- FDA late Monday updated its policy impacting private and public labs and commercial manufacturers to increase U.S. capacity for coronavirus diagnostic testing. The guidance, originally issued Feb. 29, is meant to address the "urgent need" to expand the number and variety of COVID-19 diagnostic tests available.
- The agency said that under certain circumstances it "does not intend to object" to commercial manufacturers distributing, and labs using, new commercially developed tests prior to FDA granting an emergency use authorization.
- Also late Monday, FDA said it issued two new EUAs: for Hologic's Panther Fusion SARS-COV-2 Assay, and for LabCorp's COVID-19 RT-PCR test. Commissioner Stephen Hahn said more than 90 test developers have sought agency assistance with developing and validating tests they plan to bring through the EUA process. That's up from 80 the agency referenced late on March 13.
Based on stakeholder feedback, the agency believes it has identified a "flexible regulatory approach" for labs and commercial manufacturers, according to Hahn.
Last month's guidance allowed only CLIA-certified, high complexity labs to go through the process to become certified to test. However, FDA has expanded the earlier policy to include commercial manufacturers developing tests for coronavirus with the intention of submitting an EUA to the agency.
"During this public health emergency, the FDA does not intend to object to the distribution and use of these tests for specimen testing for a reasonable period of time after the manufacturer’s validation of the test and while the manufacturer is preparing its EUA request where the manufacturer provides instructions for use of the test and posts data about the test’s performance characteristics on the manufacturer’s website," according to the agency.
Hahn contends the agency's new guidance will result in a "surge" to meet demand for COVID-19 tests, creating a "balance between providing regulatory flexibility while allowing for critical scientific rigor."

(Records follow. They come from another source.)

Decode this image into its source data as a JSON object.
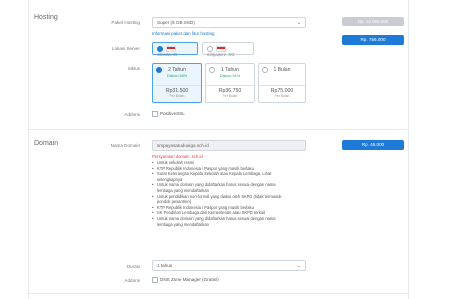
{
  "hosting": {
    "section_title": "Hosting",
    "paket_label": "Paket Hosting",
    "paket_value": "Super (5 GB SSD)",
    "paket_link": "Informasi paket dan fitur hosting",
    "price_old": "Rp. 10.000.000",
    "price_new": "Rp. 756.000",
    "lokasi_label": "Lokasi Server",
    "locations": [
      {
        "label": "Jakarta, ID",
        "selected": true
      },
      {
        "label": "Singapore, SG",
        "selected": false
      }
    ],
    "siklus_label": "Siklus",
    "terms": [
      {
        "title": "2 Tahun",
        "discount": "Diskon 58%",
        "price": "Rp31.500",
        "per": "Per Bulan",
        "selected": true
      },
      {
        "title": "1 Tahun",
        "discount": "Diskon 51%",
        "price": "Rp36.750",
        "per": "Per Bulan",
        "selected": false
      },
      {
        "title": "1 Bulan",
        "discount": "",
        "price": "Rp75.000",
        "per": "Per Bulan",
        "selected": false
      }
    ],
    "addons_label": "Addons",
    "addon_positivessl": "PositiveSSL"
  },
  "domain": {
    "section_title": "Domain",
    "nama_label": "Nama Domain",
    "nama_value": "smpayasatuduaiga.sch.id",
    "price": "Rp. 45.000",
    "error": "Persyaratan domain .sch.id",
    "requirements": [
      {
        "text": "Untuk sekolah resmi",
        "bullet": true
      },
      {
        "text": "KTP Republik Indonesia / Paspor yang masih berlaku",
        "bullet": true
      },
      {
        "text": "Surat Keterangan Kepala Sekolah atau Kepala Lembaga. Lihat",
        "bullet": true
      },
      {
        "text": "selengkapnya",
        "bullet": false,
        "link": true
      },
      {
        "text": "Untuk nama domain yang didaftarkan harus sesuai dengan nama",
        "bullet": true
      },
      {
        "text": "lembaga yang mendaftarkan",
        "bullet": false
      },
      {
        "text": "Untuk pendidikan non-formal yang diakui oleh SKPD (tidak termasuk",
        "bullet": true
      },
      {
        "text": "pondok pesantren)",
        "bullet": false
      },
      {
        "text": "KTP Republik Indonesia / Paspor yang masih berlaku",
        "bullet": true
      },
      {
        "text": "SK Pendirian Lembaga dari Kementerian atau SKPD terkait",
        "bullet": true
      },
      {
        "text": "Untuk nama domain yang didaftarkan harus sesuai dengan nama",
        "bullet": true
      },
      {
        "text": "lembaga yang mendaftarkan",
        "bullet": false
      }
    ],
    "durasi_label": "Durasi",
    "durasi_value": "1 tahun",
    "addons_label": "Addons",
    "addon_dns": "DNS Zone Manager (Gratis!)"
  }
}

The updated policy also enables states to take responsibility for authorizing tests developed and used by labs in their states.

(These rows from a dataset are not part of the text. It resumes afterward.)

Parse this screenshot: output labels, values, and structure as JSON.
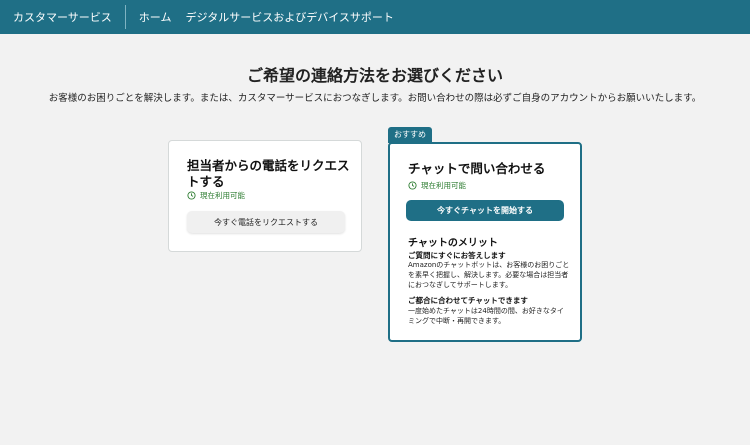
{
  "header": {
    "brand": "カスタマーサービス",
    "nav": [
      "ホーム",
      "デジタルサービスおよびデバイスサポート"
    ]
  },
  "main": {
    "title": "ご希望の連絡方法をお選びください",
    "subtitle": "お客様のお困りごとを解決します。または、カスタマーサービスにおつなぎします。お問い合わせの際は必ずご自身のアカウントからお願いいたします。"
  },
  "phone_card": {
    "title": "担当者からの電話をリクエストする",
    "availability": "現在利用可能",
    "button": "今すぐ電話をリクエストする"
  },
  "chat_card": {
    "badge": "おすすめ",
    "title": "チャットで問い合わせる",
    "availability": "現在利用可能",
    "button": "今すぐチャットを開始する",
    "merit_title": "チャットのメリット",
    "merits": [
      {
        "heading": "ご質問にすぐにお答えします",
        "body": "Amazonのチャットボットは、お客様のお困りごとを素早く把握し、解決します。必要な場合は担当者におつなぎしてサポートします。"
      },
      {
        "heading": "ご都合に合わせてチャットできます",
        "body": "一度始めたチャットは24時間の間、お好きなタイミングで中断・再開できます。"
      }
    ]
  },
  "colors": {
    "header_bg": "#1f6f86",
    "accent": "#1f6f86",
    "available": "#2e7d32"
  }
}
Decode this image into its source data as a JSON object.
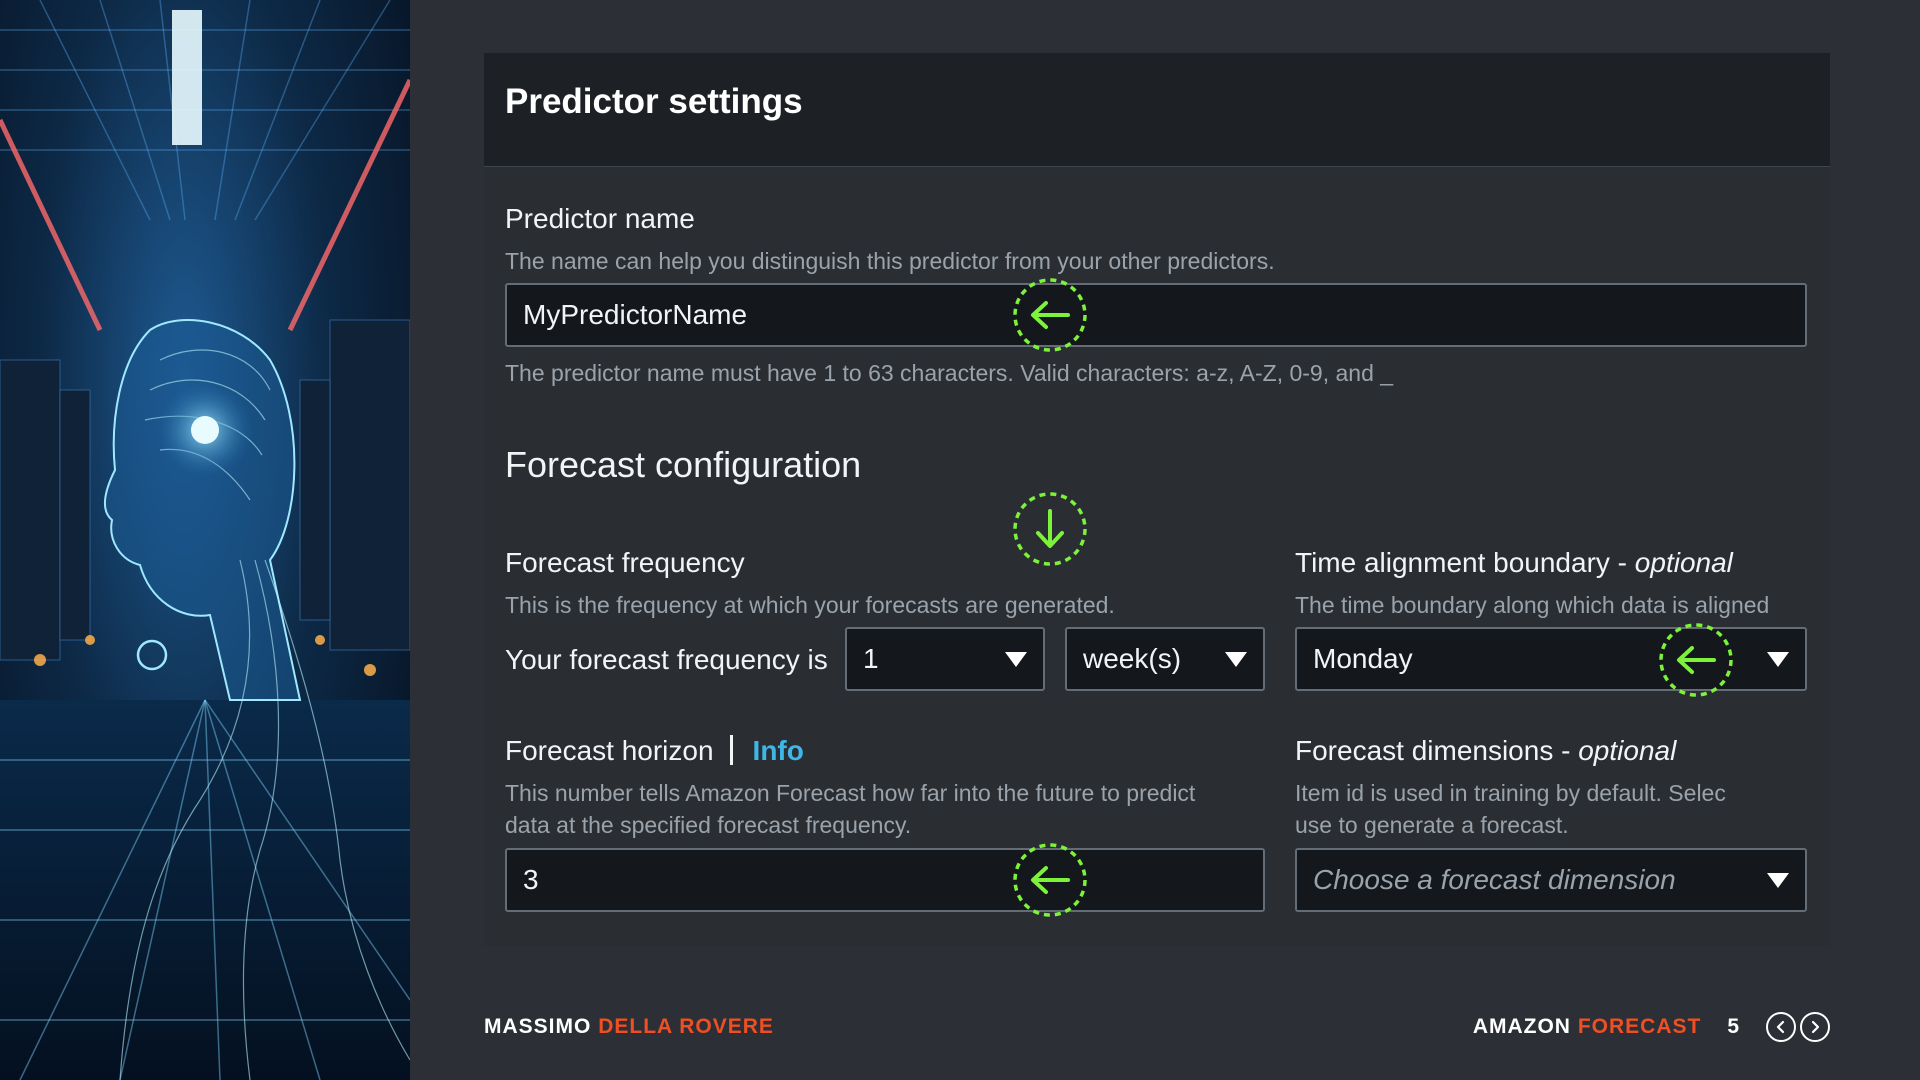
{
  "panel": {
    "title": "Predictor settings"
  },
  "predictor_name": {
    "label": "Predictor name",
    "description": "The name can help you distinguish this predictor from your other predictors.",
    "value": "MyPredictorName",
    "constraint": "The predictor name must have 1 to 63 characters. Valid characters: a-z, A-Z, 0-9, and _"
  },
  "forecast_configuration": {
    "title": "Forecast configuration",
    "frequency": {
      "label": "Forecast frequency",
      "description": "This is the frequency at which your forecasts are generated.",
      "prefix": "Your forecast frequency is",
      "count_value": "1",
      "unit_value": "week(s)"
    },
    "time_alignment": {
      "label": "Time alignment boundary",
      "optional": "optional",
      "description": "The time boundary along which data is aligned",
      "value": "Monday"
    },
    "horizon": {
      "label": "Forecast horizon",
      "info": "Info",
      "description_line1": "This number tells Amazon Forecast how far into the future to predict",
      "description_line2": "data at the specified forecast frequency.",
      "value": "3"
    },
    "dimensions": {
      "label": "Forecast dimensions",
      "optional": "optional",
      "description_line1": "Item id is used in training by default. Selec",
      "description_line2": "use to generate a forecast.",
      "placeholder": "Choose a forecast dimension"
    }
  },
  "footer": {
    "author_first": "MASSIMO",
    "author_last": "DELLA ROVERE",
    "brand_first": "AMAZON",
    "brand_last": "FORECAST",
    "page": "5"
  },
  "colors": {
    "accent": "#f04e23",
    "marker": "#7cf33a",
    "info_link": "#3fb6e8",
    "panel_header": "#1d2126",
    "input_bg": "#14171b"
  },
  "icons": [
    "arrow-left-marker-icon",
    "arrow-down-marker-icon",
    "dropdown-caret-icon",
    "chevron-left-icon",
    "chevron-right-icon"
  ]
}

"Laboratories developing tests in these states can engage directly with the appropriate state authorities, instead of with the FDA," according to the updated guidance, which notes that these labs will not have to pursue EUAs with the agency. State departments of health can act as a "surrogate" for the FDA, Hahn said. The model is similar to what FDA announced on Friday it would allow the New York State Department of Health to do.
A senior FDA official acknowledged that one of the "tradeoffs" in the updated policy is the agency forgoing its review of these tests before they reach the marketplace. "On the flip side you will get tests out there a little bit more quickly," he said, and given the growing pandemic, "that tradeoff is worth doing but, again, it does carry risks."
At the same time, Hahn emphasized commercial developers and state authorities must take all necessary steps to ensure the availability of accurate tests. "Inaccurate diagnoses during a pandemic can impair prevention efforts and delay appropriate treatment for sick patients."
The updated policy also provides recommendations for test developers who wish to develop serological tests without an EUA.
More emergency use OKs
Hologic said it expects to provide its lab customers with tens of thousands of SARS-CoV-2 tests this month and beginning in April will produce about 600,000 tests per month. Labs will be able to conduct the test on Hologic’s Panther Fusion system, an automated, high-throughput diagnostic platform that can provide results in less than three hours and process up to 1,150 coronavirus tests in a 24-hour period.
Last week, HHS announced Hologic was selected to receive $699,000 from BARDA for development of the high-throughput COVID-19 test.
Thermo Fisher's high-throughput test received EUA from FDA late Friday. The medtech was the second commercially available test to win an EUA from the agency, after Swiss giant Roche announced an FDA nod early Friday. Vice President Mike Pence said on Sunday the high-throughput coronavirus tests from both Roche and Thermo Fisher will enable testing to be processed "much more rapidly and at a much higher volume" with the White House promising 1.9 million tests to be made available this week at 2,000 labs nationwide.
BD and molecular diagnostics company BioGX announced late Monday they have submitted EUA requests to the FDA for new diagnostic tests to increase the capacity to screen for COVID-19 by thousands of tests per day.